Don’t mess with moose. They’re big, they’re strong — and now researchers say they may be contributing to climate change. Yes, research suggests that moose may factor into a dramatic reduction in the amount of carbon stored in some forests.
Wherever they feed, the large mammals trample vegetation, affect tree growth and change soil composition with copious amounts of urine and dung. That’s partly due to their voracious appetites — adult moose can eat up to 60 pounds of food per day.
Dung? Isn’t that another way of saying… fertilizer? And isn’t that a good thing?
…Writing in the Journal of Geophysical Research: Biogeosciences, researchers said they analyzed 11 years of data on moose in Norwegian forest areas that had been cleared for lumber. Usually, the forest rebounds, and saplings and bushes quickly grow back. But when moose are on the loose in these areas, they graze on any and all vegetation, snacking on the saplings that would eventually repopulate those areas of forest and sequester carbon.
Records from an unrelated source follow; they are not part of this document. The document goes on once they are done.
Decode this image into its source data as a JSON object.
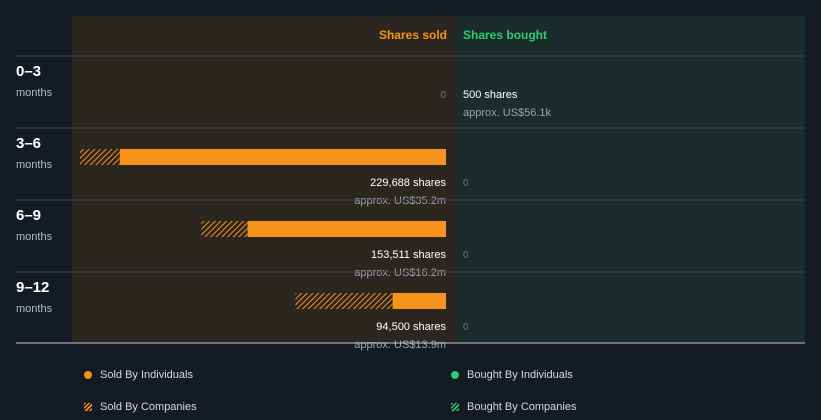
{
  "chart_data": {
    "type": "bar",
    "headers": {
      "sold": "Shares sold",
      "bought": "Shares bought"
    },
    "unit_label": "months",
    "categories": [
      "0–3",
      "3–6",
      "6–9",
      "9–12"
    ],
    "sold_total_shares": [
      0,
      229688,
      153511,
      94500
    ],
    "sold_by_companies_shares": [
      0,
      25000,
      29000,
      61000
    ],
    "sold_labels": [
      "0",
      "229,688 shares",
      "153,511 shares",
      "94,500 shares"
    ],
    "sold_values": [
      "",
      "approx. US$35.2m",
      "approx. US$16.2m",
      "approx. US$13.9m"
    ],
    "bought_total_shares": [
      500,
      0,
      0,
      0
    ],
    "bought_labels": [
      "500 shares",
      "0",
      "0",
      "0"
    ],
    "bought_values": [
      "approx. US$56.1k",
      "",
      "",
      ""
    ],
    "xlim": [
      0,
      229688
    ],
    "legend": {
      "sold_individuals": "Sold By Individuals",
      "sold_companies": "Sold By Companies",
      "bought_individuals": "Bought By Individuals",
      "bought_companies": "Bought By Companies"
    },
    "colors": {
      "background": "#151b24",
      "sold_panel": "#2c2620",
      "bought_panel": "#1b2c2c",
      "sold": "#f7931a",
      "bought": "#2ecc71",
      "separator": "#3a4550"
    }
  }
}
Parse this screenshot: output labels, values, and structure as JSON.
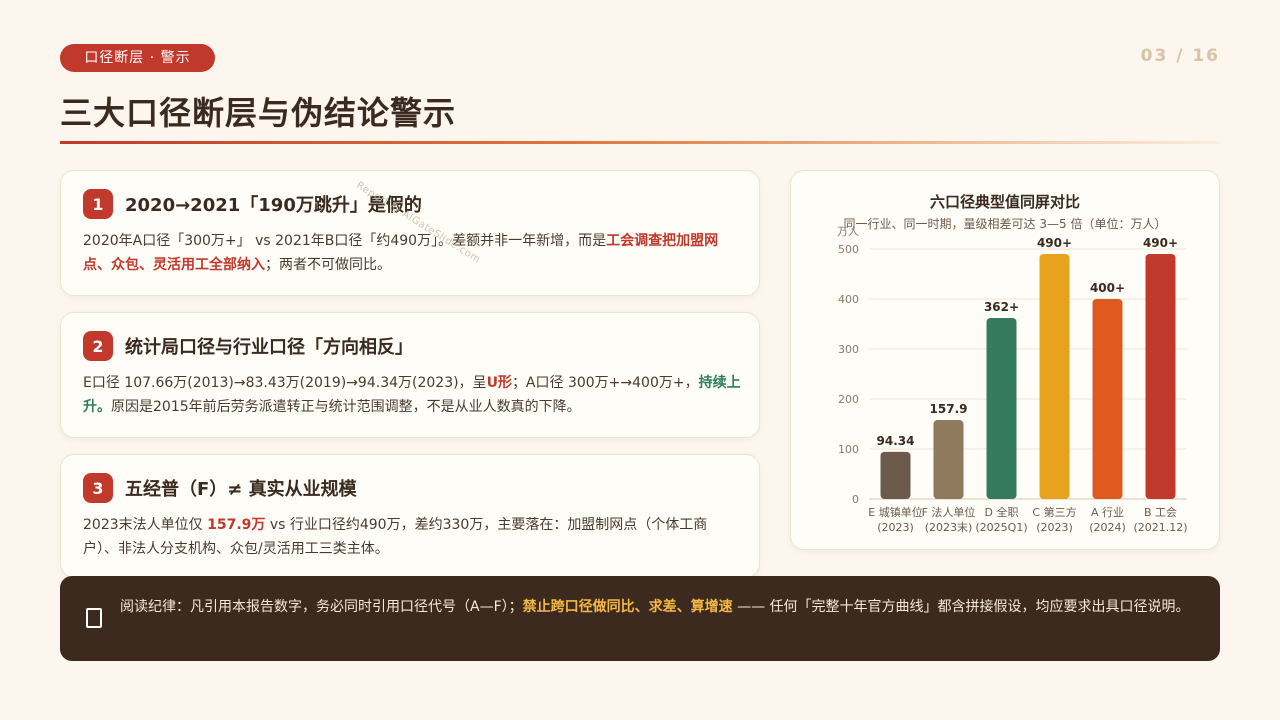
{
  "header": {
    "tag": "口径断层 · 警示",
    "page": "03 / 16",
    "title": "三大口径断层与伪结论警示"
  },
  "watermark": "Report @ AIGateSlide.com",
  "cards": [
    {
      "num": "1",
      "title": "2020→2021「190万跳升」是假的",
      "body_1": "2020年A口径「300万+」 vs 2021年B口径「约490万」。差额并非一年新增，而是",
      "body_hl": "工会调查把加盟网点、众包、灵活用工全部纳入",
      "body_2": "；两者不可做同比。"
    },
    {
      "num": "2",
      "title": "统计局口径与行业口径「方向相反」",
      "body_1": "E口径 107.66万(2013)→83.43万(2019)→94.34万(2023)，呈",
      "body_hl": "U形",
      "body_2": "；A口径 300万+→400万+，",
      "body_hl2": "持续上升。",
      "body_3": "原因是2015年前后劳务派遣转正与统计范围调整，不是从业人数真的下降。"
    },
    {
      "num": "3",
      "title": "五经普（F）≠ 真实从业规模",
      "body_1": "2023末法人单位仅 ",
      "body_hl": "157.9万",
      "body_2": " vs 行业口径约490万，差约330万，主要落在：加盟制网点（个体工商户）、非法人分支机构、众包/灵活用工三类主体。"
    }
  ],
  "chart_data": {
    "type": "bar",
    "title": "六口径典型值同屏对比",
    "subtitle": "同一行业、同一时期，量级相差可达 3—5 倍（单位：万人）",
    "ylabel": "万人",
    "ylim": [
      0,
      500
    ],
    "yticks": [
      "0",
      "100",
      "200",
      "300",
      "400",
      "500"
    ],
    "grid": true,
    "categories": [
      {
        "line1": "E 城镇单位",
        "line2": "(2023)"
      },
      {
        "line1": "F 法人单位",
        "line2": "(2023末)"
      },
      {
        "line1": "D 全职",
        "line2": "(2025Q1)"
      },
      {
        "line1": "C 第三方",
        "line2": "(2023)"
      },
      {
        "line1": "A 行业",
        "line2": "(2024)"
      },
      {
        "line1": "B 工会",
        "line2": "(2021.12)"
      }
    ],
    "values": [
      94.34,
      157.9,
      362,
      490,
      400,
      490
    ],
    "labels": [
      "94.34",
      "157.9",
      "362+",
      "490+",
      "400+",
      "490+"
    ],
    "colors": [
      "#6b5a4c",
      "#8f7a5e",
      "#367a5e",
      "#e8a21e",
      "#df5a1f",
      "#c0392b"
    ]
  },
  "footer": {
    "icon": "book-icon",
    "text_1": "阅读纪律：凡引用本报告数字，务必同时引用口径代号（A—F）；",
    "text_hl": "禁止跨口径做同比、求差、算增速",
    "text_2": " —— 任何「完整十年官方曲线」都含拼接假设，均应要求出具口径说明。"
  }
}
So shouldn’t the blame be put on those that cleared the lumber in the first place rather that the moose who is just eating what is natural to them?
The moose mostly ate birch, rowan and willow trees. The researchers estimate that by eating up potential carbon sinks, the moose consume the equivalent of 10 percent of the entire Norwegian forestry industry’s annual harvest, cutting carbon storage by up to 60 percent in those areas.
are on the loose
in boreal forests they abuse
climate impacts, researchers deduce
My latest, on hungry moose rampaging their ways through delicate forests: https://t.co/joDbi5A6jS
— Erin Blakemore (@heroinebook) March 14, 2023
Stop eating, Bullwinkle! You are destroying the planet!
“It was really a surprise to see how much moose can influence vegetation growth, the carbon cycle and the climate system,” Xiangping Hu, a researcher at the Norwegian University of Science and Technology and co-author of the study, said in a news release. The scientists say more research is needed to fully understand moose’s potential effects on climate.
Exit question: Which is causing more harm to the planet? The moose or the jet-setting celebrity climate activists?